Up in Seattle, Emcee Julie C and her comrades formed Hip Hop Occupies, to draw the heritage of Hip Hop into the Occupy dynamic and to draw Occupy into the world of Hip Hop. Hip Hop, the Seattle group believes, “is this sleeping giant that is awakening to energize and shape the recent occupation movement, and give voice to the voiceless.” Aware of the controversy over the term “occupy” (which has colonial overtones), Hip Hop Occupies went in a different direction for its genealogy.
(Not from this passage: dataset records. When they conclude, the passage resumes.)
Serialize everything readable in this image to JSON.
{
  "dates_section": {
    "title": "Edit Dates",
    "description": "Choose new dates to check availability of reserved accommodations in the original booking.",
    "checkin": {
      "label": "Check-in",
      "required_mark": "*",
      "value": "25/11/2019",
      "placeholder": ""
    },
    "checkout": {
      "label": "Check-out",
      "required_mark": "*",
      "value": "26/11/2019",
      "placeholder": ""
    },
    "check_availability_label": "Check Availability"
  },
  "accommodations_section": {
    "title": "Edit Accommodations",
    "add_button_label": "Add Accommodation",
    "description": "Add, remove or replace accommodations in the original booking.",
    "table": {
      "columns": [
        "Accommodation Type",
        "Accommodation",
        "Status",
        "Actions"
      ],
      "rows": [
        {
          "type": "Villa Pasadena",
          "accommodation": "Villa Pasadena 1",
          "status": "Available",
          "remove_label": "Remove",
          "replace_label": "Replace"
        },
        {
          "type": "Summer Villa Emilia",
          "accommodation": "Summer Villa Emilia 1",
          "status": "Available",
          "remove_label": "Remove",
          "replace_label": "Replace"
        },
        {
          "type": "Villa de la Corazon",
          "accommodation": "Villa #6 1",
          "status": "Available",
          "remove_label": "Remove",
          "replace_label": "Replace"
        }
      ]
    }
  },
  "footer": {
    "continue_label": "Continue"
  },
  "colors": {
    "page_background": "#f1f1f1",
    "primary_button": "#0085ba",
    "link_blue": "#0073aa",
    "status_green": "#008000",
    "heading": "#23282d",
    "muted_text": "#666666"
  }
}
It drew a straight line between the Occupy movement in the U. S. and the use of the term by “militant workers of color from Latin America (Oaxaca, Buenos Aires, South Korea, China and other places) to describe their occupation of factories, schools and neighborhoods to strike back against oppressive forces.” A message comes from Argentina’s Brukman Textile plant, where worker-organizer Celia Martinez said, “Trust in your own struggle.”
Kuttin Kandi and Julie C are part of a growing grassroots Hip Hop tendency alongside Occupy that includes: 206 Zulu, Black Magic Noize, Black Orchid Collective, Bump Local, Chicago Anti-Eviction Campaign, Grassroots Artist Movement, Hidmo, Hip Hop Congress, Occupy the Hood, One Hood, Poor People’s Economic Human Rights Campaign, Truth About Tupac Movement, and Umojafest P. E. A. C. E. Center. These groups and more will run a national protest on November 18 called Rise & Decolonize: Let’s Get Free.
Over in the continent of Twitter, the rapper Lupe Fiasco holds a seminar on Occupy. He’s all the way down with it, having worn an Occupy shirt at the 2011 BET Hip Hop Awards. Lupe’s interlocutor is his fellow Chicagoan Rhymefest, among a few others. The charge is that Occupy is not diverse and it need not bring forth the full support of people of color. Lupe fires off a series of tweets:
- I love #occupy diversity! Where else can u find a biochemist, a homeless brother, a physics teacher & a burlesque dancer talking revolution?
- “The #occupy movement is full of a bunch of weirdos… They need some normal ppl out there”: Then get out there. Normal it up!
- I define humanity as eating, sleeping, loving, hating, crying, dying, lying, praying and my favorite #OCCUPYING!!!
IV. Occupy as Emblem.
In the poorest sections of America, people who sympathize with the Occupy dynamic are not always willing or able to go out and sleep in the open. Those who have a home are fighting to hold onto it, afraid of eviction. Being in their homes is a kind of occupation for dignity.
In 1968, Charlayne Hunter (later Charlayne Hunter-Gault of PBS) went amidst Resurrection City in Washington, DC. This was the encampment of the Poor People’s Movement, with Jesse Jackson and Hosea Williams as City Managers. Floodwaters and social conflict broke the City. This did not dampen Charlayne Hunter’s report, “Resurrection City was not really supposed to succeed as a city. It was supposed to succeed in dramatizing the plight of the poor in this country.”
Occupy is not the encampment alone. It is the new political momentum toward a new horizon. The momentum uplifts the world of Hip Hop. When I asked Jasiri X to talk about the moment, he said, “This is the time to get off the couch.” So it is.